SR: Is your protagonist more likely to go insane or end up in prison?
MN: Prison, definitely! One of his drawbacks is his stubbornness. Once he’s figured out what’s what, he doesn’t let go. Although he hasn’t been in prison yet, the nature of his work and the locations where he does it will eventually land him in prison. Not every country has a Bill of Rights. It’s only a question of time.
SR: Everyone needs an outlet to help them recharge. What hobbies do you have outside of writing?
MN: I like to cook and bake. For example, I bake all the bread we eat at home. I make a damn good flourless chocolate cake and some tasty biscotti. Cooking is a creative process almost like writing. The choice of ingredients, the pairing of different food items. Having said that, I don’t consider myself a “foodie.” I don’t follow the latest trends. I have a repertoire and add to that when inspired.
SR: What strategies do you use to keep your books fresh? Particularly if you write a series character, how do you keep them consistent without retelling the same content book to book?
MN: Because Valentin Vermeulen works for the United Nations, I get to send him anywhere in the world. That’s probably the first ingredient to keep the books fresh. One of the challenges is to keep introducing him in fresh ways. So far it hasn’t been a problem because he’s only appeared in three novels (I’m working on the fourth). There are many tricks to get background into the story without becoming stale. In Illegal Holdings, for example, his first appearance is told from the POV of a different character.
SR: Do you have any special events coming up? Where can people catch up with you in person or on a podcast?

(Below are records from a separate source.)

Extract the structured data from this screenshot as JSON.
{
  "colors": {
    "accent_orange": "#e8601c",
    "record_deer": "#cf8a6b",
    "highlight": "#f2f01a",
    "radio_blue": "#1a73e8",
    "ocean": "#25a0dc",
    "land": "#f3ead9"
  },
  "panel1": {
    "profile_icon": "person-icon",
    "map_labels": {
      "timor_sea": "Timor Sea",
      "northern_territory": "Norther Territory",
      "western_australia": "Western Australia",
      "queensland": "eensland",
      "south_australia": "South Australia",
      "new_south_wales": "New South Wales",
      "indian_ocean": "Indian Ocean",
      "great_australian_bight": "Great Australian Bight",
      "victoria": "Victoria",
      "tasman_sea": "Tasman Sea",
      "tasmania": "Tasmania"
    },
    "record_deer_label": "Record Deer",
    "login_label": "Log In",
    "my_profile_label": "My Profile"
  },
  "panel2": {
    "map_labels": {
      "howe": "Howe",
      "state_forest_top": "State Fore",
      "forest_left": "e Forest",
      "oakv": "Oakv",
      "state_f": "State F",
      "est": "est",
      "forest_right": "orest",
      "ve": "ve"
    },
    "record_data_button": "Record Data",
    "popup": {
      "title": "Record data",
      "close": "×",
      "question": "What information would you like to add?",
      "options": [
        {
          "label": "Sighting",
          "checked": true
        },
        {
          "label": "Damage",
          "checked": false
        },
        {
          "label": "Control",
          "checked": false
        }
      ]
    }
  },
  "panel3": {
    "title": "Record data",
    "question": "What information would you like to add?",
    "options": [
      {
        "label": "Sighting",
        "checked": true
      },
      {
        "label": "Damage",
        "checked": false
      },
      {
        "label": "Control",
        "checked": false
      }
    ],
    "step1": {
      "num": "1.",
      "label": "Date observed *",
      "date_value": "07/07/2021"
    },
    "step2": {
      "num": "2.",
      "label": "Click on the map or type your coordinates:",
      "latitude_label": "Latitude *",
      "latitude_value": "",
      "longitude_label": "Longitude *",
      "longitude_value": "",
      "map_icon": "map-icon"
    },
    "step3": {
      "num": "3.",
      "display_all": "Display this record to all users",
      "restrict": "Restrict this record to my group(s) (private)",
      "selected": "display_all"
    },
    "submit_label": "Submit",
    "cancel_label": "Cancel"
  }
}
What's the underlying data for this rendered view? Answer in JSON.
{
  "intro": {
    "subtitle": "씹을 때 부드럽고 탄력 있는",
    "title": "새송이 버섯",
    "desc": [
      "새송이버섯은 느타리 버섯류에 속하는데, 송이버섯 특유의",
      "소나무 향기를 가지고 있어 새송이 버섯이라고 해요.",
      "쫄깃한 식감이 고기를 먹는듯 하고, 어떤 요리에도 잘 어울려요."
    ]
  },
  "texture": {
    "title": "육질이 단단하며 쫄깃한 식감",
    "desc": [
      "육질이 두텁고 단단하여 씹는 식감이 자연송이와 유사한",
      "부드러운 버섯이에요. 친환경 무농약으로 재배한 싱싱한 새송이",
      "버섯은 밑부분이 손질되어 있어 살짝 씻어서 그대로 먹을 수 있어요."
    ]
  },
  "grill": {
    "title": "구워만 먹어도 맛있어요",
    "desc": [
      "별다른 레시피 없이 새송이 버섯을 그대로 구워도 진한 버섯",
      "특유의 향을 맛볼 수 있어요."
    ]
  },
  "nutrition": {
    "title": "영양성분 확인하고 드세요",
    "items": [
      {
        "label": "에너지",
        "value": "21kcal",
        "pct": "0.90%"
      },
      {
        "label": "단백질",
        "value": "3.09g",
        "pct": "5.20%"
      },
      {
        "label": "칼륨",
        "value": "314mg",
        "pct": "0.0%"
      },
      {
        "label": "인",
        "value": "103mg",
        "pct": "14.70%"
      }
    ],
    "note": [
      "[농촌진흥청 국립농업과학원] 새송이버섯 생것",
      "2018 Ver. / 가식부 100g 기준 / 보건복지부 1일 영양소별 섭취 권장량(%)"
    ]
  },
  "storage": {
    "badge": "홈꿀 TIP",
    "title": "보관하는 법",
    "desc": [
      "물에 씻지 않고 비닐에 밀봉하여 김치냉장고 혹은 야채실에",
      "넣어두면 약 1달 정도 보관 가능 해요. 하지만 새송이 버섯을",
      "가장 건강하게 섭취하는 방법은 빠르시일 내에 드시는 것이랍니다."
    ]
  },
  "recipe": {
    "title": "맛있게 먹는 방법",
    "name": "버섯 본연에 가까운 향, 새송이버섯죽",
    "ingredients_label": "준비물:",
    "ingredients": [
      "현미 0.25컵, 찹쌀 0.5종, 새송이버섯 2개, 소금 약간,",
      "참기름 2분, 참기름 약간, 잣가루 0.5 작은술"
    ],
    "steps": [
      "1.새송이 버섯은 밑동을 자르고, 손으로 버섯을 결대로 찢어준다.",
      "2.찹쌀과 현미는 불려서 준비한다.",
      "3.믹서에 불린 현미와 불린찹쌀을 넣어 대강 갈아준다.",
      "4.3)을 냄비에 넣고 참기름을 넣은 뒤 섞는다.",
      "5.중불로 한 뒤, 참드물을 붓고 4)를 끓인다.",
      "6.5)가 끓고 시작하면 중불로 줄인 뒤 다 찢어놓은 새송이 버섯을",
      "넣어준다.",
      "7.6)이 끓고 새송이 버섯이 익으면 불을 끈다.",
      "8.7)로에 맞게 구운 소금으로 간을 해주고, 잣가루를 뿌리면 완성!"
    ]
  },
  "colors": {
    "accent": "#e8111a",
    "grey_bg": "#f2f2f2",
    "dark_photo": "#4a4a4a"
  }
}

MN: I have a book release event at Bloomsbury Books in Ashland OR on March 1 at 7 pm. I’ll be at While Away Books and Espresso in Roseburg, OR on March 17 at noon and at Barnes & Noble in Eugene, OR that day at 3 pm. Readers can also listen to an interview with me on Literary Ashland